§ Exercise directions
Identify and copy all lines of the material where the string "Yerel" is found.

§ The input
━━━━━━

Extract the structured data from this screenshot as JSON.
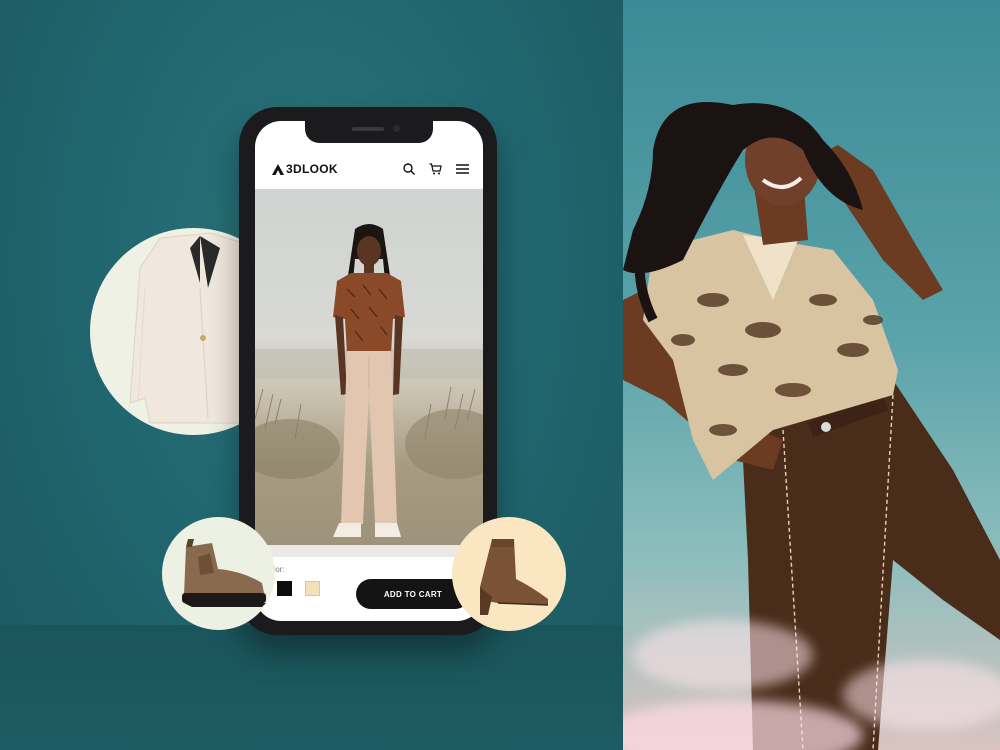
{
  "app": {
    "brand": "3DLOOK",
    "header_icons": [
      "search-icon",
      "cart-icon",
      "hamburger-menu-icon"
    ]
  },
  "product": {
    "color_label": "olor:",
    "swatches": [
      "#0d0d0d",
      "#f3e0b8"
    ],
    "add_to_cart_label": "ADD TO CART"
  },
  "colors": {
    "background_teal": "#216770",
    "button_dark": "#141414",
    "circle_mint": "#eef1e4",
    "circle_cream": "#fbe6c2"
  }
}
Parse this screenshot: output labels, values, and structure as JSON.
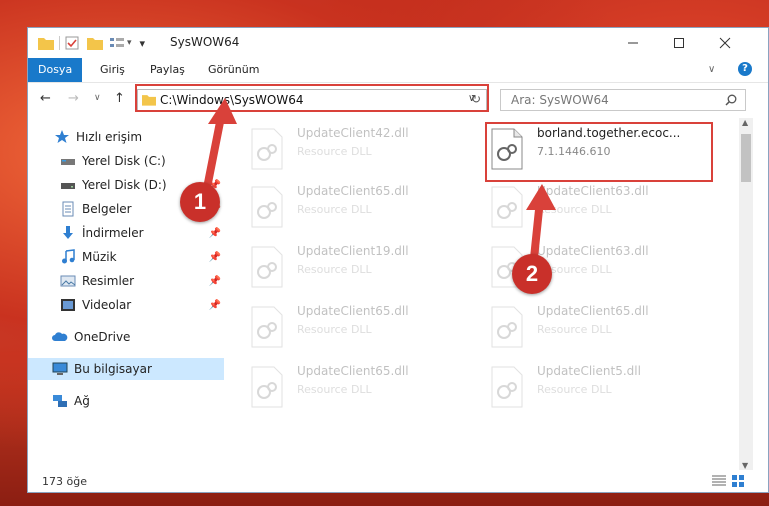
{
  "window": {
    "title": "SysWOW64"
  },
  "ribbon": {
    "tabs": [
      "Dosya",
      "Giriş",
      "Paylaş",
      "Görünüm"
    ]
  },
  "address": {
    "path": "C:\\Windows\\SysWOW64"
  },
  "search": {
    "placeholder": "Ara: SysWOW64"
  },
  "sidebar": {
    "items": [
      {
        "label": "Hızlı erişim",
        "icon": "star-icon"
      },
      {
        "label": "Yerel Disk (C:)",
        "icon": "drive-icon"
      },
      {
        "label": "Yerel Disk (D:)",
        "icon": "drive-icon"
      },
      {
        "label": "Belgeler",
        "icon": "documents-icon"
      },
      {
        "label": "İndirmeler",
        "icon": "download-icon"
      },
      {
        "label": "Müzik",
        "icon": "music-icon"
      },
      {
        "label": "Resimler",
        "icon": "pictures-icon"
      },
      {
        "label": "Videolar",
        "icon": "videos-icon"
      },
      {
        "label": "OneDrive",
        "icon": "cloud-icon"
      },
      {
        "label": "Bu bilgisayar",
        "icon": "computer-icon"
      },
      {
        "label": "Ağ",
        "icon": "network-icon"
      }
    ]
  },
  "files": [
    {
      "name": "UpdateClient42.dll",
      "type": "Resource DLL"
    },
    {
      "name": "borland.together.ecoc...",
      "type": "7.1.1446.610"
    },
    {
      "name": "UpdateClient65.dll",
      "type": "Resource DLL"
    },
    {
      "name": "UpdateClient63.dll",
      "type": "Resource DLL"
    },
    {
      "name": "UpdateClient19.dll",
      "type": "Resource DLL"
    },
    {
      "name": "UpdateClient63.dll",
      "type": "Resource DLL"
    },
    {
      "name": "UpdateClient65.dll",
      "type": "Resource DLL"
    },
    {
      "name": "UpdateClient65.dll",
      "type": "Resource DLL"
    },
    {
      "name": "UpdateClient65.dll",
      "type": "Resource DLL"
    },
    {
      "name": "UpdateClient5.dll",
      "type": "Resource DLL"
    }
  ],
  "status": {
    "count": "173 öğe"
  },
  "annotations": {
    "step1": "1",
    "step2": "2"
  },
  "colors": {
    "accent": "#1979ca",
    "highlight": "#d9413a"
  }
}
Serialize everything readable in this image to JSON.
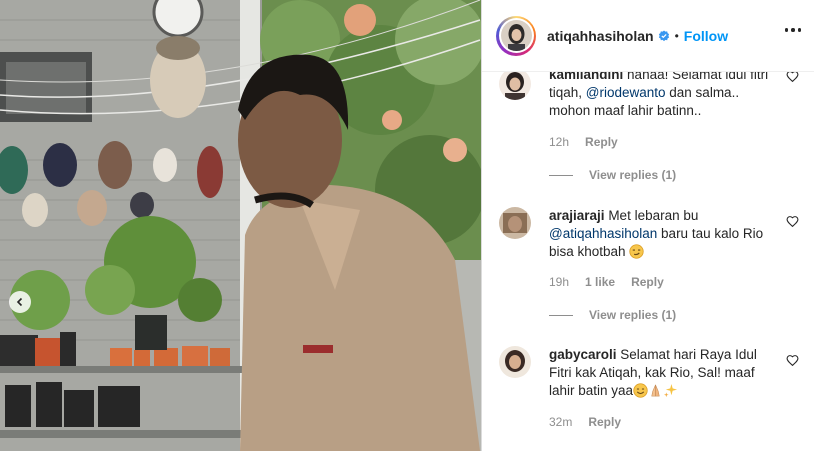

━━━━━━

§ Answer section
        "label": "Yerel Disk (C:)",
        "label": "Yerel Disk (D:)",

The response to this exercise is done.